Fairfax High School changes mascot from Rebels to Lions

On Thursday, Fairfax High School principal Erin Lenart announced that the school will no longer identify as the Rebels, instead adopting the Lions as its official mascot ahead of the 2020-21 academic year.

Citing the former mascot’s ties to the Confederacy, Lenart told members of the Fairfax community that the decision was one that had been made last September. Its athletic programs purchased and distributed uniforms that avoided the word “rebel” this past year in preparation for the transition.
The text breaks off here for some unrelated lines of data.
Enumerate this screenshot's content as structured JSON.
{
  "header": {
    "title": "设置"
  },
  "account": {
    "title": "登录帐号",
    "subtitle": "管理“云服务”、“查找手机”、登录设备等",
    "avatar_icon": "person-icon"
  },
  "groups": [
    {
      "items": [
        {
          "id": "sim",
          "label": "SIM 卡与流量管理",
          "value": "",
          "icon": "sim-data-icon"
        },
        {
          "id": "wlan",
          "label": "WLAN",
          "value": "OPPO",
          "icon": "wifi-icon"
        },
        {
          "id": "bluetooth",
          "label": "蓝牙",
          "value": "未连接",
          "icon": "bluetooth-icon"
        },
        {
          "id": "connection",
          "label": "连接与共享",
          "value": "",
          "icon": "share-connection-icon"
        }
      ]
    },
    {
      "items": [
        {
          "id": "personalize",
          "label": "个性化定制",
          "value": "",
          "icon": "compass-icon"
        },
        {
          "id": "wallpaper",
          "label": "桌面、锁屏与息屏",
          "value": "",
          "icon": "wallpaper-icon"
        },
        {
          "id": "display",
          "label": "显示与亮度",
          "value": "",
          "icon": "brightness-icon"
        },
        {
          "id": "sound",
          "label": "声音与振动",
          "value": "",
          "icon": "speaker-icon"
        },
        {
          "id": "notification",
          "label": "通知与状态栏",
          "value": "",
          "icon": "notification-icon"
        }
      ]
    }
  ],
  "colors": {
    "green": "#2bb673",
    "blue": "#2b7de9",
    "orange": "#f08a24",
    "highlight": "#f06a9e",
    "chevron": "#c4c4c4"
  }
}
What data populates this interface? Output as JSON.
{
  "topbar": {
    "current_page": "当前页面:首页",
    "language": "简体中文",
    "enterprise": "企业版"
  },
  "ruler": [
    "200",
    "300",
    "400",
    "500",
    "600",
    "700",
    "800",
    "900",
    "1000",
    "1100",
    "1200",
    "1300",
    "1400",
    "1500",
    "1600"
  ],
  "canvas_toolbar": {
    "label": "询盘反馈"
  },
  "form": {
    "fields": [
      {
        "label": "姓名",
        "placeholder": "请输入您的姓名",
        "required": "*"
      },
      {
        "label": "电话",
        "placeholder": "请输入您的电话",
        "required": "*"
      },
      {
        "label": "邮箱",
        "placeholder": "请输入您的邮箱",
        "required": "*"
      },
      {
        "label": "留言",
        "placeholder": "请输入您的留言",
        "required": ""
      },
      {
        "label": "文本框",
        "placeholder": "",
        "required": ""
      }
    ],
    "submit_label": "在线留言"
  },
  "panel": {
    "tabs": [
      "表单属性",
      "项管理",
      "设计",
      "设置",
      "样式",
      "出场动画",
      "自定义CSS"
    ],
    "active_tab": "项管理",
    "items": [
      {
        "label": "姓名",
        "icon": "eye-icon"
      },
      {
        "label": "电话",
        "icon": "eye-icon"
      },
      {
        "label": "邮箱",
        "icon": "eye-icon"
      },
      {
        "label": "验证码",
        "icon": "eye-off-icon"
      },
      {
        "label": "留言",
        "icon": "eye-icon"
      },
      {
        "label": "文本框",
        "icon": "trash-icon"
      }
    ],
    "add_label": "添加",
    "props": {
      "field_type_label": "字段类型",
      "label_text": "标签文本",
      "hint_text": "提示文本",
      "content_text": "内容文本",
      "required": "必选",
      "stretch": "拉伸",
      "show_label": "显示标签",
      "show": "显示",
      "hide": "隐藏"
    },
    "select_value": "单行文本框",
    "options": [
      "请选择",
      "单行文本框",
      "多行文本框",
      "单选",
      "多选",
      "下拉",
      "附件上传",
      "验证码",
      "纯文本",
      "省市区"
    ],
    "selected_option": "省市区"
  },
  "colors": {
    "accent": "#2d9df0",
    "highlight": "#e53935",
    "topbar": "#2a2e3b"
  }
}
“At Fairfax, we pride ourselves on inclusivity, family, belongingness, respect, and integrity, and given the history of Rebel, it is time for a change: Moving forward, Fairfax High School will no longer be the Rebel Pride; we will be known as the Fairfax Lions,” Lenart said in an email bulletin distributed by Fairfax County Public Schools.

As principal, Lenart was authorized to make the decision unilaterally, though the FCPS school board voiced its support for the change. The street adjacent to school, Rebel Run, will subsequently be renamed Lion Run at a school board meeting Thursday.

The announcement comes amid nationwide protests for racial equity following the death of Minneapolis resident George Floyd, who died May 25 after a police officer kept his knee on his neck for eight minutes and 48 seconds. Nationally, sports leagues have made changes such as NASCAR’s ban of the Confederate flag and the NFL admitting it was wrong to fight the players on kneeling during the national anthem.

Fellow Fairfax County high school J.E.B. Stuart, named after a Confederate general, adopted Justice High School ahead of the 2018-19 school year.  In January 2019, Arlington County high school Washington-Lee changed its name to Washington-Liberty to rid itself of references to top Confederate general Robert E. Lee. A meeting to discuss the name changes for Stonewall Jackson High School and Stonewall Middle School will reportedly be held Monday.